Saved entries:

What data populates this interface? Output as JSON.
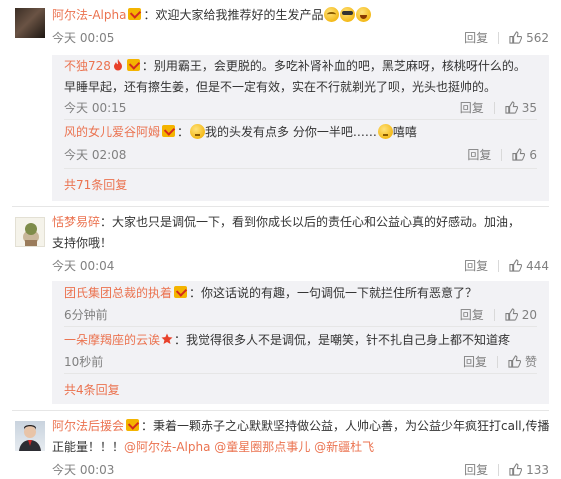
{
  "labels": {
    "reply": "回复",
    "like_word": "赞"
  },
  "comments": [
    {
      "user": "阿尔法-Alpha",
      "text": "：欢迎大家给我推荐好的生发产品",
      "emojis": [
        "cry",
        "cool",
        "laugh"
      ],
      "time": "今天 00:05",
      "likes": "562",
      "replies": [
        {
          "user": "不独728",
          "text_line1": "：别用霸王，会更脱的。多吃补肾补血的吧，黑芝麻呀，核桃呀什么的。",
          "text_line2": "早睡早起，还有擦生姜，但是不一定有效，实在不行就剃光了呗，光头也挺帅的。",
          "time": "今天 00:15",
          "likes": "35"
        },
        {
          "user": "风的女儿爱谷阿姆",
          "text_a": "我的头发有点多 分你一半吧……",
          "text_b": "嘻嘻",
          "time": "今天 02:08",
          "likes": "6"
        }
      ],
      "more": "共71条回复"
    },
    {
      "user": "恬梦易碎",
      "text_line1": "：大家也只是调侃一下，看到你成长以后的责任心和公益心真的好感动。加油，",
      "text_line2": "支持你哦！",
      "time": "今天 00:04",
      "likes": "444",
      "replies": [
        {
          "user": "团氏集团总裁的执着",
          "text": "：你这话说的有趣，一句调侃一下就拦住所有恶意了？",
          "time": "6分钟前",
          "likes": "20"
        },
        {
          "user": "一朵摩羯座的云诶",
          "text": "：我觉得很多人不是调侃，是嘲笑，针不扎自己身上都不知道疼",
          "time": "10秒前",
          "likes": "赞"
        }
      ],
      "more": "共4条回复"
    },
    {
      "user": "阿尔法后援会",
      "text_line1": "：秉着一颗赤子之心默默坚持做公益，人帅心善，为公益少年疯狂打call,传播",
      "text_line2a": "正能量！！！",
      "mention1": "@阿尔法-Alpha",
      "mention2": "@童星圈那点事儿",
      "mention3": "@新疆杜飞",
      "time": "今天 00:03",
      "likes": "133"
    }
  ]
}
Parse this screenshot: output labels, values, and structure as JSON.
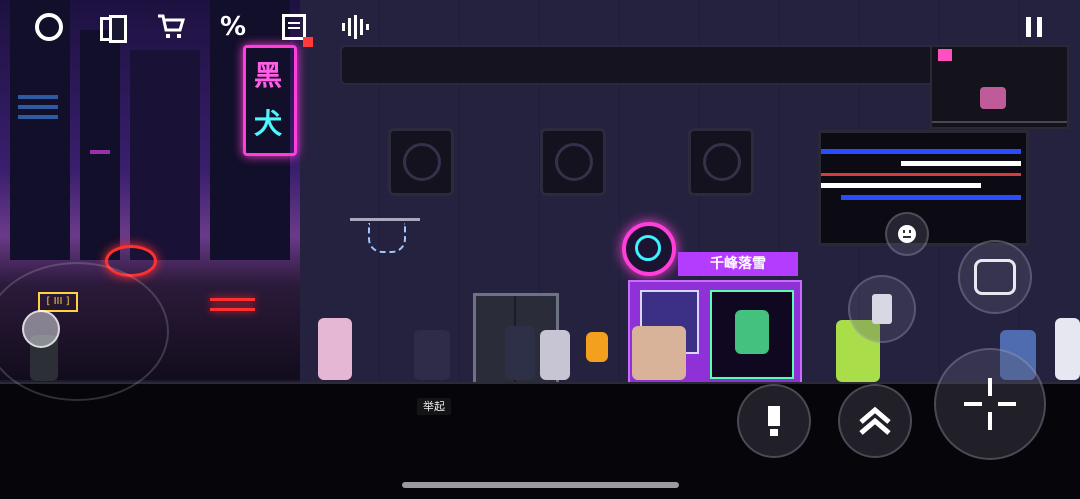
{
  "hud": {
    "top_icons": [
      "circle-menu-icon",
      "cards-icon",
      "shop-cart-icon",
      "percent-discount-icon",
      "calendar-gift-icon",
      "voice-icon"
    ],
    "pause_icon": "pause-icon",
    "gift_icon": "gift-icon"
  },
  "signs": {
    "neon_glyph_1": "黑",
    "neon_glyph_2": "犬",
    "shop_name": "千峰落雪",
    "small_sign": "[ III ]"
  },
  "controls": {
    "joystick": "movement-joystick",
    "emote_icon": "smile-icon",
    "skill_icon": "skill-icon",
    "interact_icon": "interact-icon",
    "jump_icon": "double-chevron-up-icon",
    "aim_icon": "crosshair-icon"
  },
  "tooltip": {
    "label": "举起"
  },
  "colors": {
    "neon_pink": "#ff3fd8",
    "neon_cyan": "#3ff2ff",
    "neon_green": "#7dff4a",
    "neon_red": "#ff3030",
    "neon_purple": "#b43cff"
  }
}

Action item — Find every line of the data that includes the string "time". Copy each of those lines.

Written solution —
      "time": "今天 00:05",
          "time": "今天 00:15",
          "time": "今天 02:08",
      "time": "今天 00:04",
          "time": "6分钟前",
          "time": "10秒前",
      "time": "今天 00:03",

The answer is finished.